#### WHAT IS REQUIRED:
With pictures removed, print the listing exactly.

#### SUPPLIED RECORDS:
****************************************

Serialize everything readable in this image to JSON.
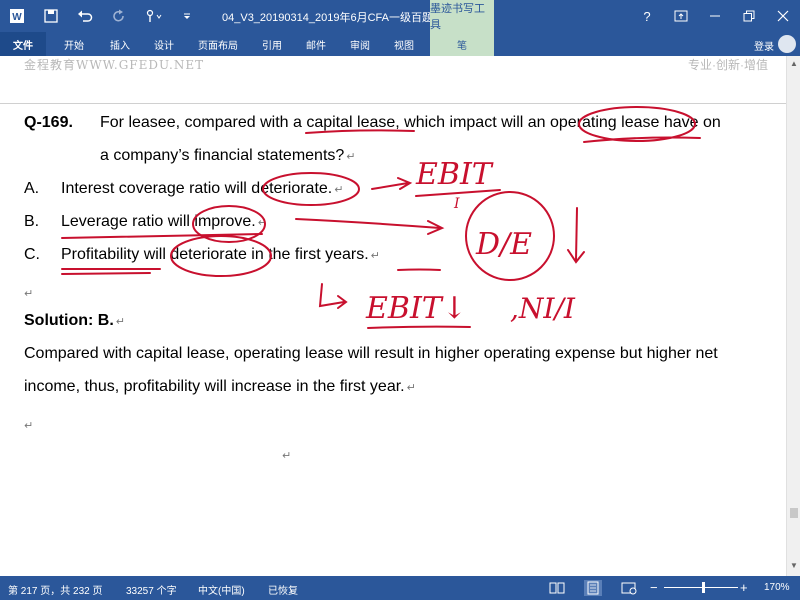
{
  "titlebar": {
    "doc_title": "04_V3_20190314_2019年6月CFA一级百题预...",
    "contextual_tab": "墨迹书写工具",
    "help": "?",
    "colors": {
      "brand": "#2b579a",
      "contextual": "#c7e0c8"
    }
  },
  "ribbon": {
    "tabs": [
      "文件",
      "开始",
      "插入",
      "设计",
      "页面布局",
      "引用",
      "邮件",
      "审阅",
      "视图",
      "笔"
    ],
    "login": "登录"
  },
  "document": {
    "header_left": "金程教育WWW.GFEDU.NET",
    "header_right": "专业·创新·增值",
    "question_label": "Q-169.",
    "question_line1": "For leasee, compared with a capital lease, which impact will an operating lease have on",
    "question_line2": "a company’s financial statements?",
    "options": [
      {
        "letter": "A.",
        "text": "Interest coverage ratio will deteriorate."
      },
      {
        "letter": "B.",
        "text": "Leverage ratio will improve."
      },
      {
        "letter": "C.",
        "text": "Profitability will deteriorate in the first years."
      }
    ],
    "solution_label": "Solution: B.",
    "solution_line1": "Compared with capital lease, operating lease will result in higher operating expense but higher net",
    "solution_line2": "income, thus, profitability will increase in the first year."
  },
  "annotations": {
    "ink_color": "#c8102e",
    "ebit": "EBIT",
    "ebit_denominator": "I",
    "de_ratio": "D/E",
    "ebit_down": "EBIT↓",
    "ni_fraction": ",NI/I"
  },
  "statusbar": {
    "page": "第 217 页，共 232 页",
    "words": "33257 个字",
    "language": "中文(中国)",
    "state": "已恢复",
    "zoom_minus": "−",
    "zoom_plus": "+",
    "zoom": "170%",
    "zoom_level_percent": 170
  }
}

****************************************

#### FINISHED TASK:
Serialize everything readable in this image to JSON.
{
  "titlebar": {
    "doc_title": "04_V3_20190314_2019年6月CFA一级百题预...",
    "contextual_tab": "墨迹书写工具",
    "help": "?",
    "colors": {
      "brand": "#2b579a",
      "contextual": "#c7e0c8"
    }
  },
  "ribbon": {
    "tabs": [
      "文件",
      "开始",
      "插入",
      "设计",
      "页面布局",
      "引用",
      "邮件",
      "审阅",
      "视图",
      "笔"
    ],
    "login": "登录"
  },
  "document": {
    "header_left": "金程教育WWW.GFEDU.NET",
    "header_right": "专业·创新·增值",
    "question_label": "Q-169.",
    "question_line1": "For leasee, compared with a capital lease, which impact will an operating lease have on",
    "question_line2": "a company’s financial statements?",
    "options": [
      {
        "letter": "A.",
        "text": "Interest coverage ratio will deteriorate."
      },
      {
        "letter": "B.",
        "text": "Leverage ratio will improve."
      },
      {
        "letter": "C.",
        "text": "Profitability will deteriorate in the first years."
      }
    ],
    "solution_label": "Solution: B.",
    "solution_line1": "Compared with capital lease, operating lease will result in higher operating expense but higher net",
    "solution_line2": "income, thus, profitability will increase in the first year."
  },
  "annotations": {
    "ink_color": "#c8102e",
    "ebit": "EBIT",
    "ebit_denominator": "I",
    "de_ratio": "D/E",
    "ebit_down": "EBIT↓",
    "ni_fraction": ",NI/I"
  },
  "statusbar": {
    "page": "第 217 页，共 232 页",
    "words": "33257 个字",
    "language": "中文(中国)",
    "state": "已恢复",
    "zoom_minus": "−",
    "zoom_plus": "+",
    "zoom": "170%",
    "zoom_level_percent": 170
  }
}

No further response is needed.